    For the last six years, Muñoz has been co-investigator of AFRIGOS, a European Research Council-funded project, which investigated the patterns of governance that are emerging across the African continent out of unprecedented levels of investment in transport infrastructure. Available in open access, the edited volume Transport Corridors in Africa (James Currey, 2022) offers a sample of the project's research. AFRIGOS has allowed Muñoz to conduct long-term fieldwork in Cameroon and Chad, gaining insight into the visions and practices that have made the vast infrastructural complex known as the Douala-N’Djamena corridor what it has become today. He is currently working on a book manuscript entitled Living Infrastructure: Logistics at work in the Douala-N’Djamena transport corridor
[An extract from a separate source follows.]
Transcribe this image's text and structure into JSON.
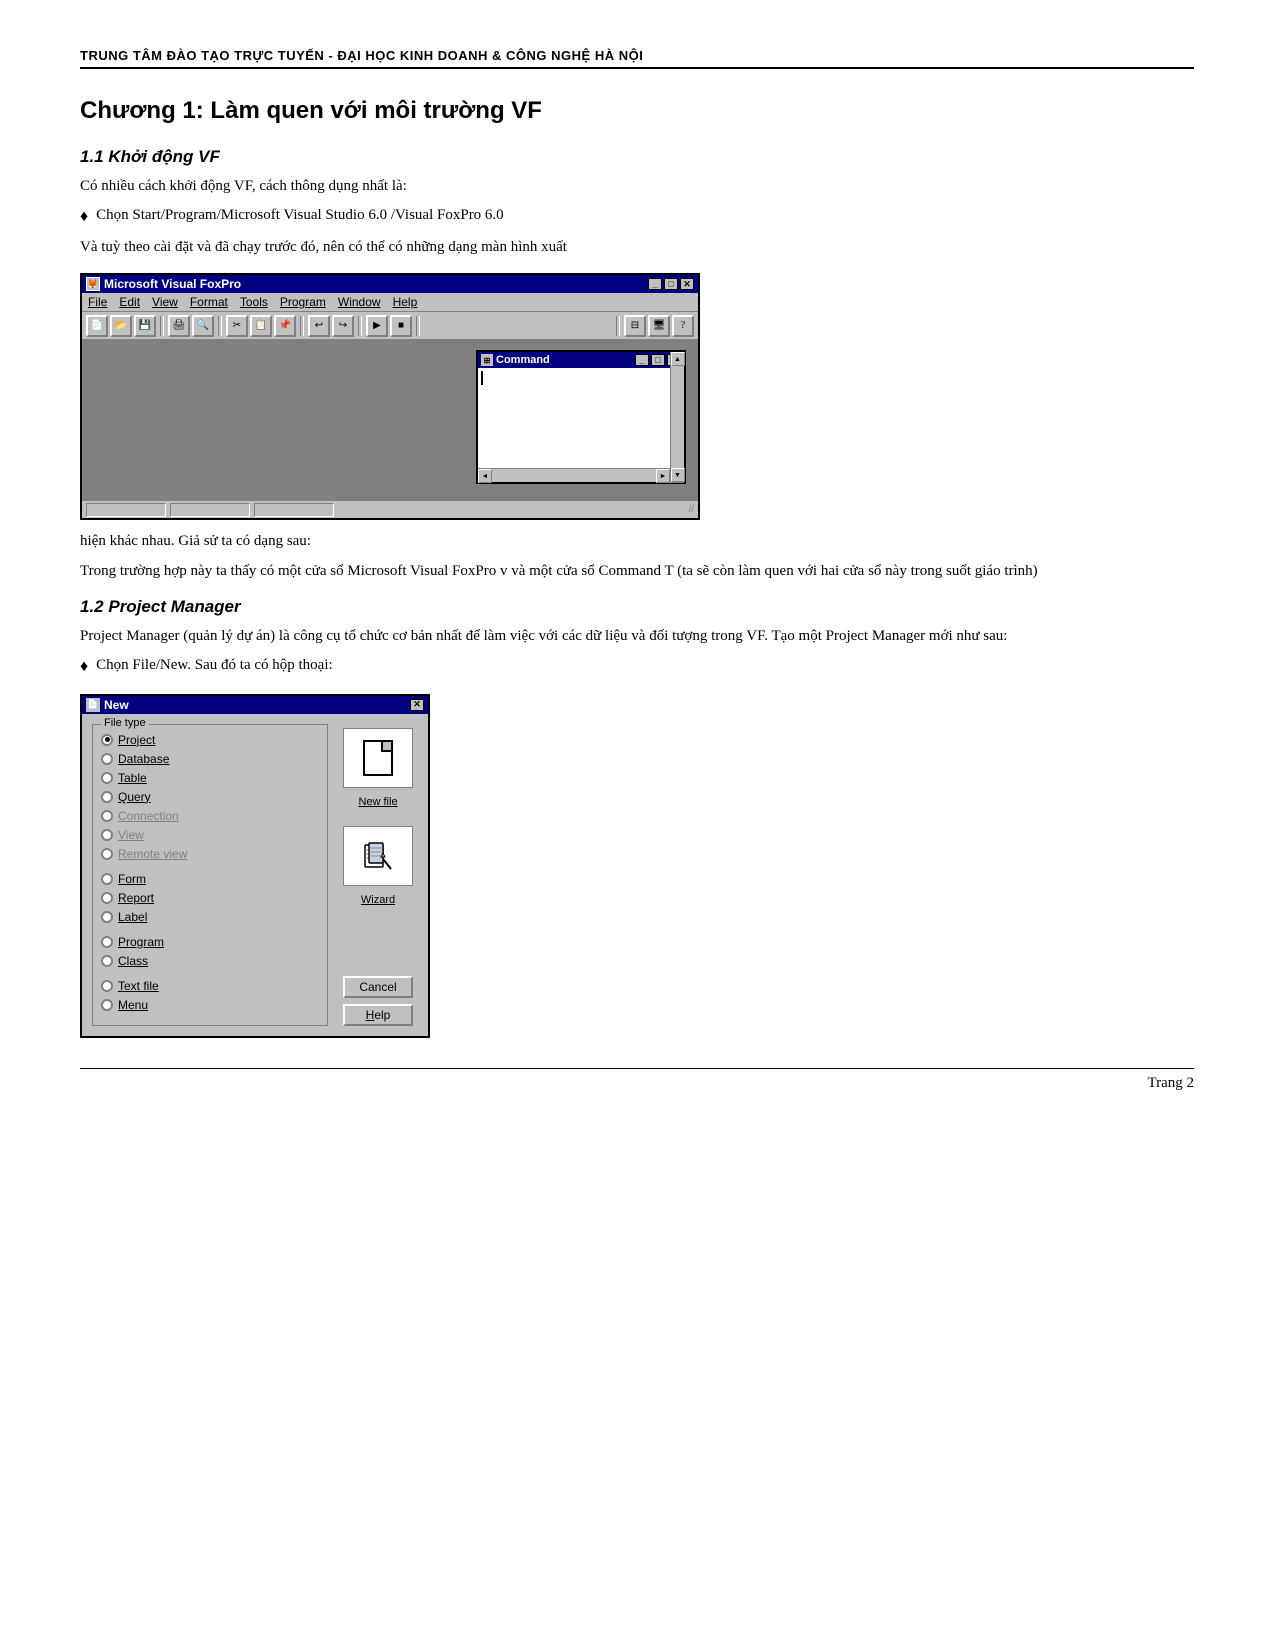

    Muñoz's publications include Doing Business in Cameroon: An Anatomy of Economic Governance  (Cambridge University Press, 2018), an ethnographic monograph that explores how different business practices and repertoires have enabled distinct modes of governing the economy in Adamaoua province (Cameroon) from the colonial era to the present. Based on fieldwork and archival research, it analyzes four arenas of the provincial economy—the cattle trade, road transport, public contracting, and the projects of non-governmental organizations—to offer a fresh perspective on economic governance that interrogates the effects of prevalent dichotomies between formal and informal economies.